Guest post by Jeff Mosenkis of Innovations for Poverty Action.
- You might have heard that just giving the poor cash, no strings attached, is all the rage in the effective aid community. Some people have suggested that if organizations want to give (more expensive) in-kind aid (food, cattle), they should first show that it’s more effective than cash. Dev Patel just recirculated a relevant paper (summary here) from Cunha, De Giorgi, and Jayachandran, who tested giving cash vs. in-kind food aid in very poor rural villages in Mexico. They found in this case the food helped the poor more for the outcomes they were looking at, general price of food in the village. While the cash increased prices a bit (not significant), trucking in food increased how much there was available in the village, lowering prices for everybody. This effect on prices was also stronger the more remote the village was.
- Their findings underscore a point that even the most ardent cash supporters point out but often gets lost in the conversation. A prerequisite to cash working is functioning markets – cash doesn’t do you much good if there’s nothing around to buy with it, or it’s expensive because there’s not much of it. One of the attractive points of cash is its easy delivery to remote areas, but it’s worth remembering that remoteness may also hinder its effectiveness. (More on food and nutrition outcomes from that study here.)
- At Slate Star Codex, Scott Alexander reports back on going to a conference for the Effective Altruism movement, full of people trying to figure out how to do the most good with their lives. He’d discovered that his profession, doctor, ranked relatively low on the altruism calculations, but also found that when you start thinking about how one person can alleviate the most suffering possible, it can get overwhelming quickly. Some groups literally get into the weeds – extending concern over the suffering of animals to include billions of insects in the wild.
- In the end, he comes away with a Tyler Cowen-style takeaway: it’s probably unrealistic to aim for a perfectly effective/altruistic world, but it’s not too much to hope for people to examine their lives and do a little better.
- Alexander also had a very nice back and forth post Google memo with Wharton psychologist & NYTimes contributor Adam Grant. They dive into what the meta-analyses actually say about gender differences in skills and career preferences and have a back-and forth in the comments. It’s a long but interesting read, and nice to see a constructive and respectful argument about the data on the internet.

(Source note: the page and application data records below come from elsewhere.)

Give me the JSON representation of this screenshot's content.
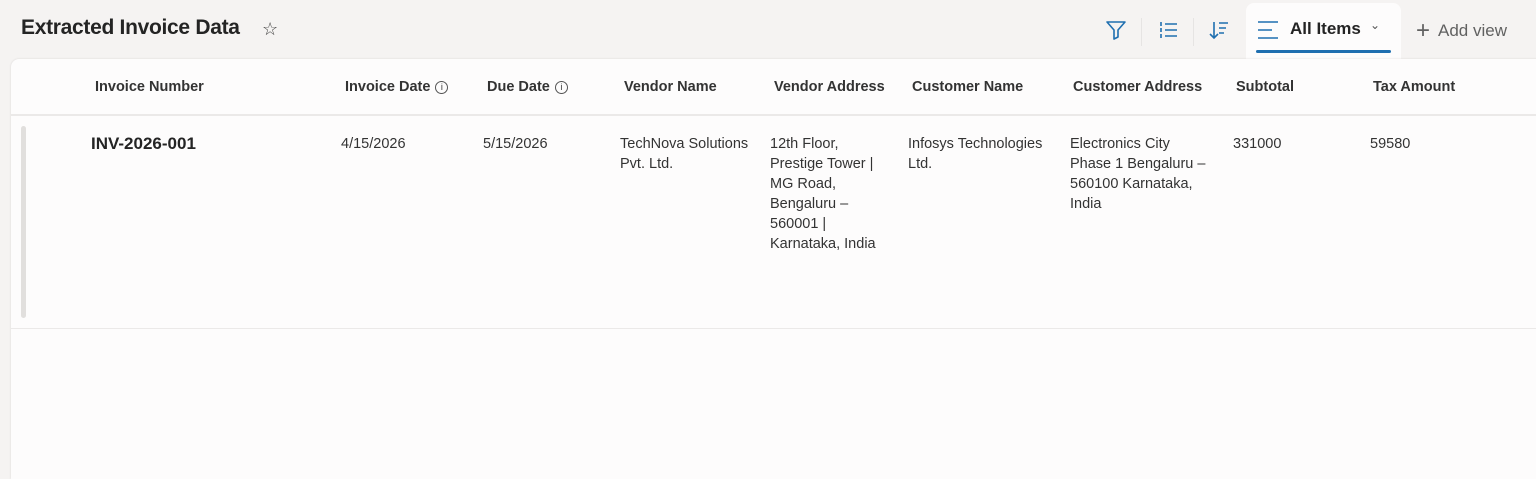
{
  "header": {
    "title": "Extracted Invoice Data",
    "favorite_icon": "star-icon"
  },
  "toolbar": {
    "filter_icon": "filter-icon",
    "group_icon": "list-icon",
    "sort_icon": "sort-icon",
    "view_label": "All Items",
    "add_view_label": "Add view",
    "accent": "#1f6fb0"
  },
  "table": {
    "columns": [
      "Invoice Number",
      "Invoice Date",
      "Due Date",
      "Vendor Name",
      "Vendor Address",
      "Customer Name",
      "Customer Address",
      "Subtotal",
      "Tax Amount"
    ],
    "rows": [
      {
        "invoice_number": "INV-2026-001",
        "invoice_date": "4/15/2026",
        "due_date": "5/15/2026",
        "vendor_name": "TechNova Solutions Pvt. Ltd.",
        "vendor_address": "12th Floor, Prestige Tower | MG Road, Bengaluru – 560001 | Karnataka, India",
        "customer_name": "Infosys Technologies Ltd.",
        "customer_address": "Electronics City Phase 1 Bengaluru – 560100 Karnataka, India",
        "subtotal": "331000",
        "tax_amount": "59580"
      }
    ]
  }
}
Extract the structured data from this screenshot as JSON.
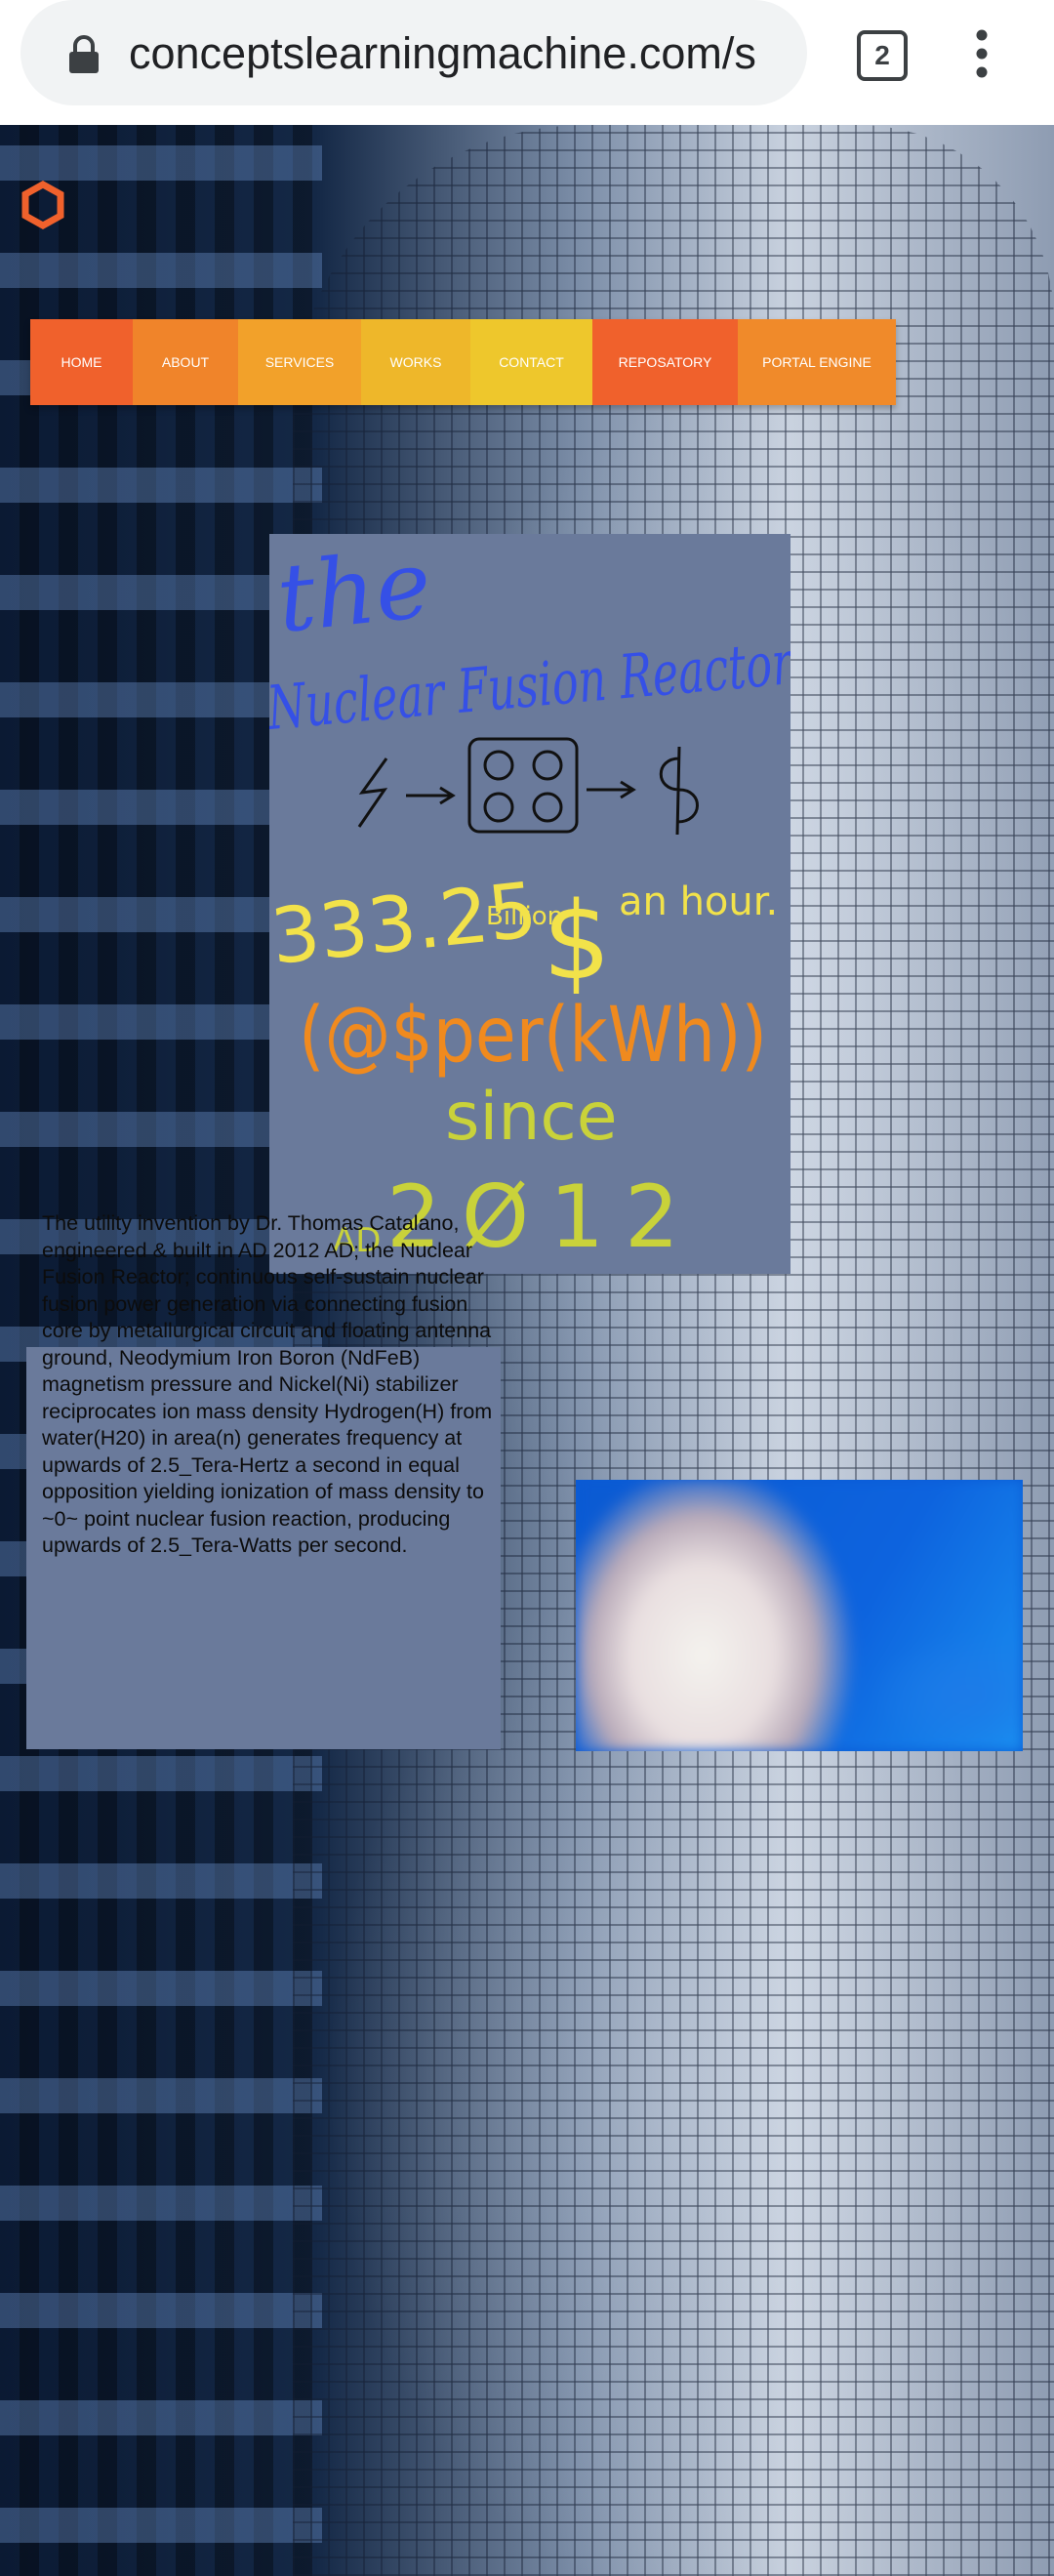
{
  "browser": {
    "url": "conceptslearningmachine.com/s",
    "tab_count": "2",
    "icons": [
      "lock-icon",
      "tabs-icon",
      "menu-dots-icon"
    ]
  },
  "site": {
    "logo_icon": "hexagon-logo-icon",
    "nav": [
      {
        "label": "HOME",
        "color": "#f0612c"
      },
      {
        "label": "ABOUT",
        "color": "#f0842a"
      },
      {
        "label": "SERVICES",
        "color": "#f2a12a"
      },
      {
        "label": "WORKS",
        "color": "#eeb72a"
      },
      {
        "label": "CONTACT",
        "color": "#eec72c"
      },
      {
        "label": "REPOSATORY",
        "color": "#f0612c"
      },
      {
        "label": "PORTAL ENGINE",
        "color": "#f08a2a"
      }
    ]
  },
  "drawing": {
    "line1": "the",
    "line2": "Nuclear Fusion Reactor",
    "amount": "333.25",
    "amount_unit": "Billion",
    "currency": "$",
    "rate": "an hour.",
    "formula": "(@$per(kWh))",
    "since": "since",
    "era": "AD",
    "year": "2Ø12"
  },
  "description": "The utility invention by Dr. Thomas Catalano, engineered & built in AD 2012 AD; the Nuclear Fusion Reactor; continuous self-sustain nuclear fusion power generation via connecting fusion core by metallurgical circuit and floating antenna ground, Neodymium Iron Boron (NdFeB) magnetism pressure and Nickel(Ni) stabilizer reciprocates ion mass density Hydrogen(H) from water(H20) in area(n) generates frequency at upwards of 2.5_Tera-Hertz a second in equal opposition yielding ionization of mass density to ~0~ point nuclear fusion reaction, producing upwards of 2.5_Tera-Watts per second.",
  "colors": {
    "panel": "#6a7a9b",
    "ink_blue": "#3550e6",
    "ink_yellow": "#f2e24a",
    "ink_orange": "#f08a1e",
    "ink_red": "#e84a2a",
    "ink_green": "#c9d23a"
  }
}
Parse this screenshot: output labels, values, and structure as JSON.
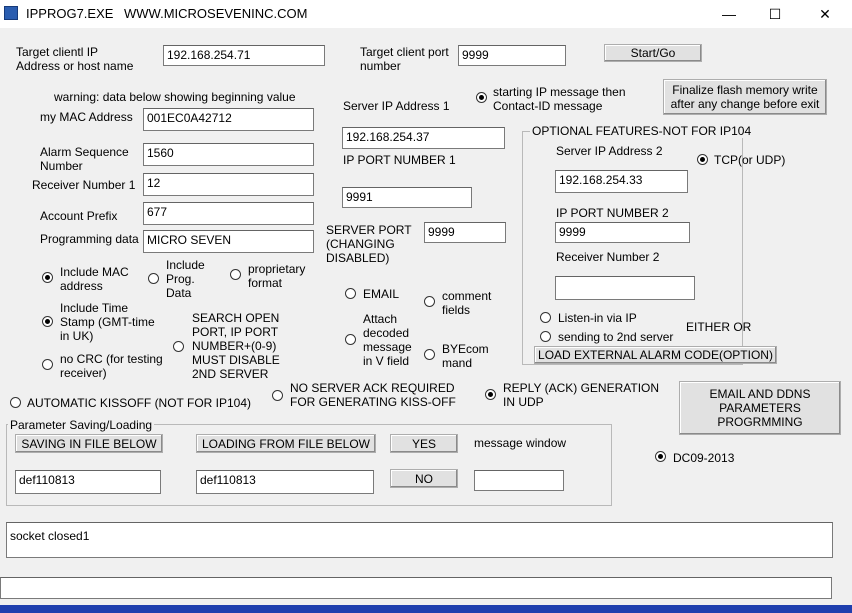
{
  "window": {
    "title": "IPPROG7.EXE",
    "url": "WWW.MICROSEVENINC.COM",
    "minimize": "—",
    "maximize": "☐",
    "close": "✕"
  },
  "target": {
    "client_ip_label": "Target clientl IP\nAddress or host name",
    "client_ip_value": "192.168.254.71",
    "client_port_label": "Target client port\nnumber",
    "client_port_value": "9999",
    "start_button": "Start/Go"
  },
  "warning": "warning: data below showing beginning value",
  "device": {
    "mac_label": "my MAC Address",
    "mac_value": "001EC0A42712",
    "alarm_seq_label": "Alarm Sequence\nNumber",
    "alarm_seq_value": "1560",
    "receiver_label": "Receiver Number 1",
    "receiver_value": "12",
    "account_label": "Account Prefix",
    "account_value": "677",
    "prog_label": "Programming data",
    "prog_value": "MICRO SEVEN"
  },
  "server1": {
    "ip_label": "Server IP Address 1",
    "ip_value": "192.168.254.37",
    "port_label": "IP PORT NUMBER 1",
    "port_value": "9991",
    "server_port_label": "SERVER PORT\n(CHANGING\nDISABLED)",
    "server_port_value": "9999"
  },
  "message_option": "starting IP message then\nContact-ID message",
  "finalize_button": "Finalize flash memory write\nafter any change before exit",
  "optional": {
    "title": "OPTIONAL FEATURES-NOT FOR IP104",
    "ip2_label": "Server IP Address 2",
    "ip2_value": "192.168.254.33",
    "tcp_label": "TCP(or UDP)",
    "port2_label": "IP PORT NUMBER 2",
    "port2_value": "9999",
    "receiver2_label": "Receiver Number 2",
    "receiver2_value": "",
    "listen_label": "Listen-in via IP",
    "second_label": "sending to 2nd server",
    "either_or": "EITHER OR",
    "load_button": "LOAD EXTERNAL ALARM CODE(OPTION)"
  },
  "options": {
    "include_mac": "Include MAC\naddress",
    "include_prog": "Include\nProg.\nData",
    "proprietary": "proprietary\nformat",
    "timestamp": "Include Time\nStamp (GMT-time\nin UK)",
    "search_port": "SEARCH OPEN\nPORT, IP PORT\nNUMBER+(0-9)\nMUST DISABLE\n2ND SERVER",
    "no_crc": "no CRC (for testing\nreceiver)",
    "email": "EMAIL",
    "comment": "comment\nfields",
    "attach": "Attach\ndecoded\nmessage\nin V field",
    "byecom": "BYEcom\nmand",
    "auto_kissoff": "AUTOMATIC KISSOFF (NOT FOR IP104)",
    "no_ack": "NO SERVER ACK REQUIRED\nFOR GENERATING KISS-OFF",
    "reply_ack": "REPLY (ACK) GENERATION\nIN UDP"
  },
  "email_button": "EMAIL AND DDNS\nPARAMETERS\nPROGRMMING",
  "params": {
    "title": "Parameter Saving/Loading",
    "save_button": "SAVING IN FILE BELOW",
    "save_value": "def110813",
    "load_button": "LOADING FROM FILE BELOW",
    "load_value": "def110813",
    "yes_button": "YES",
    "no_button": "NO",
    "message_label": "message window",
    "message_value": ""
  },
  "dc_label": "DC09-2013",
  "status_text": "socket closed1",
  "status_text2": ""
}
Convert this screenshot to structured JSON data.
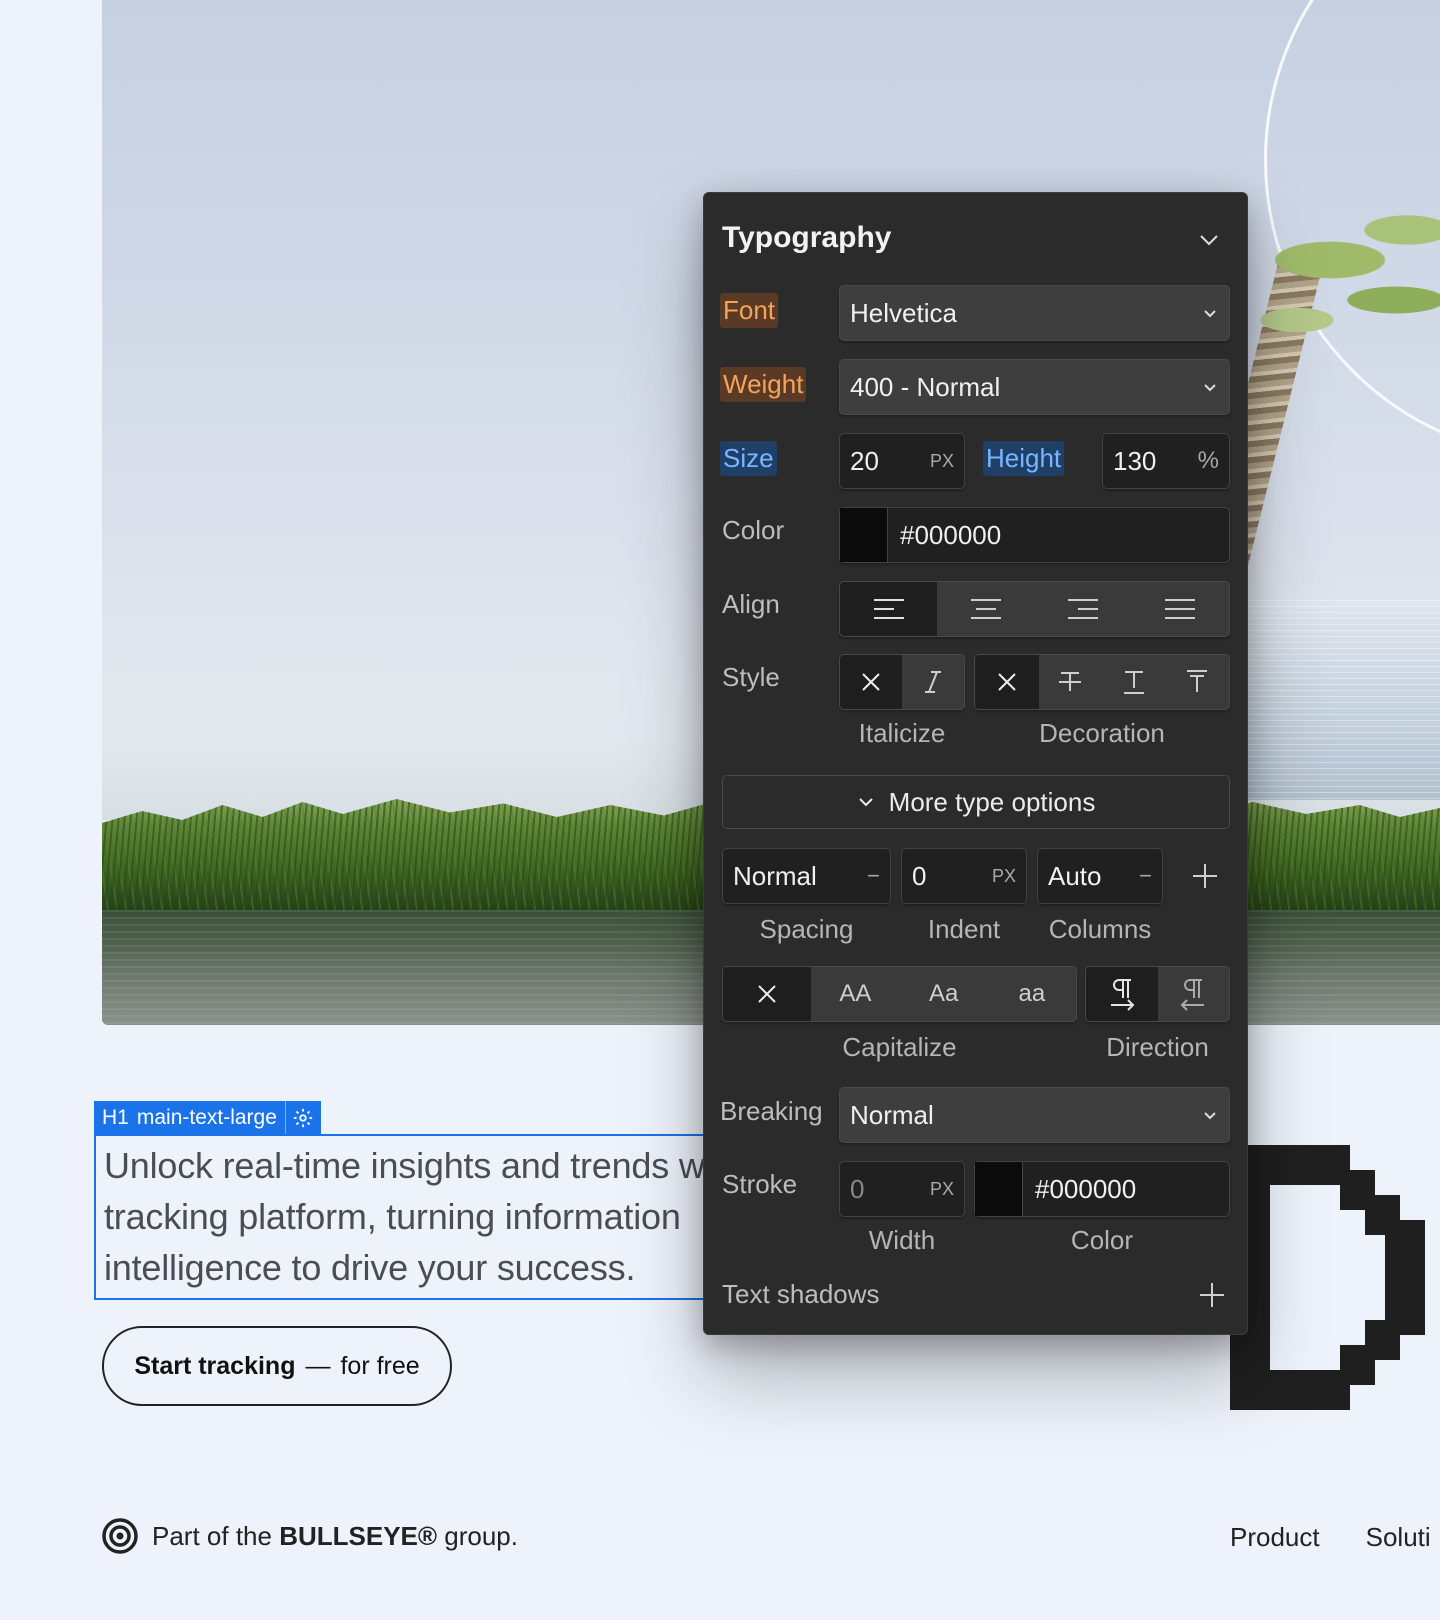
{
  "panel": {
    "title": "Typography",
    "font": {
      "label": "Font",
      "value": "Helvetica"
    },
    "weight": {
      "label": "Weight",
      "value": "400 - Normal"
    },
    "size": {
      "label": "Size",
      "value": "20",
      "unit": "PX"
    },
    "height": {
      "label": "Height",
      "value": "130",
      "unit": "%"
    },
    "color": {
      "label": "Color",
      "value": "#000000"
    },
    "align": {
      "label": "Align",
      "options": [
        "left-align-icon",
        "center-align-icon",
        "right-align-icon",
        "justify-icon"
      ],
      "selected": "left"
    },
    "style": {
      "label": "Style",
      "italicize_caption": "Italicize",
      "decoration_caption": "Decoration"
    },
    "more_options_label": "More type options",
    "spacing": {
      "value": "Normal",
      "dash": "−",
      "caption": "Spacing"
    },
    "indent": {
      "value": "0",
      "unit": "PX",
      "caption": "Indent"
    },
    "columns": {
      "value": "Auto",
      "dash": "−",
      "caption": "Columns"
    },
    "capitalize": {
      "caption": "Capitalize",
      "options": [
        "AA",
        "Aa",
        "aa"
      ]
    },
    "direction": {
      "caption": "Direction"
    },
    "breaking": {
      "label": "Breaking",
      "value": "Normal"
    },
    "stroke": {
      "label": "Stroke",
      "width": "0",
      "unit": "PX",
      "color": "#000000",
      "width_caption": "Width",
      "color_caption": "Color"
    },
    "text_shadows": {
      "label": "Text shadows"
    }
  },
  "selection": {
    "tag": "H1",
    "class_name": "main-text-large"
  },
  "hero": {
    "lines": [
      "Unlock real-time insights and trends w",
      "tracking platform, turning information",
      "intelligence to drive your success."
    ],
    "cta_strong": "Start tracking",
    "cta_dash": "—",
    "cta_light": "for free"
  },
  "footer": {
    "prefix": "Part of the ",
    "brand": "BULLSEYE®",
    "suffix": " group.",
    "nav": [
      "Product",
      "Soluti"
    ]
  },
  "colors": {
    "selection_blue": "#1a73e8",
    "panel_bg": "#2b2b2b",
    "label_orange": "#f4a45a",
    "label_blue": "#7bb5ff"
  }
}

- J-PAL has an impressive new bulletin combining effectiveness and cost of 58 different education interventions, and ranks how much education per dollar each provided.
- In an accompanying blog post Rachel Glennerster points out most systematic reviews don’t break down results by gender, but they found in most cases girls benefitted more than boys.
- But the best education program might be to just live in Canada. If Canadian provinces entered international education tests separately, three of them would be ranked in the top five countries on science test scores
- Lee Crawfurd says this book by a British science teacher who took a year off to observe schools in top performing countries is a better explanation of what good systems do well (more here). Those include delaying intensive academic work until kids are older and can benefit from it more.
- I can’t believe I only recently found out that Kim Yi Dionne has a podcast, Ufahamu Africa, about politics and events on the continent.
And not only are Canada’s schools better than ours, even their roads are
behaviorally behaviourally designed:
— Lisa Kramer (@LisaKramer) August 17, 2017